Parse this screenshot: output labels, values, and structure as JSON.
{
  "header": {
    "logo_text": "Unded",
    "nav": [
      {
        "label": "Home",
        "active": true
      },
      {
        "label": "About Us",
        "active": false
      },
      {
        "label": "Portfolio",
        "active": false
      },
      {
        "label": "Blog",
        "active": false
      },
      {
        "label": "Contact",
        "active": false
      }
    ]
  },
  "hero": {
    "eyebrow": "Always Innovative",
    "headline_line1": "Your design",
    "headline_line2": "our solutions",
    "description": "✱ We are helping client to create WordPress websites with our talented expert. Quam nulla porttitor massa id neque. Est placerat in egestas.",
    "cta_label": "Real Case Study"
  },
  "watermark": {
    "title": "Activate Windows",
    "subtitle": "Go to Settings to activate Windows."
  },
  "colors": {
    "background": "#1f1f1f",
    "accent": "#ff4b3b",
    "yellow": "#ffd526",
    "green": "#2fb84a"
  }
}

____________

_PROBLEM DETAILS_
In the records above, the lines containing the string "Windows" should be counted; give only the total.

_PROBLEM SOLUTION_
2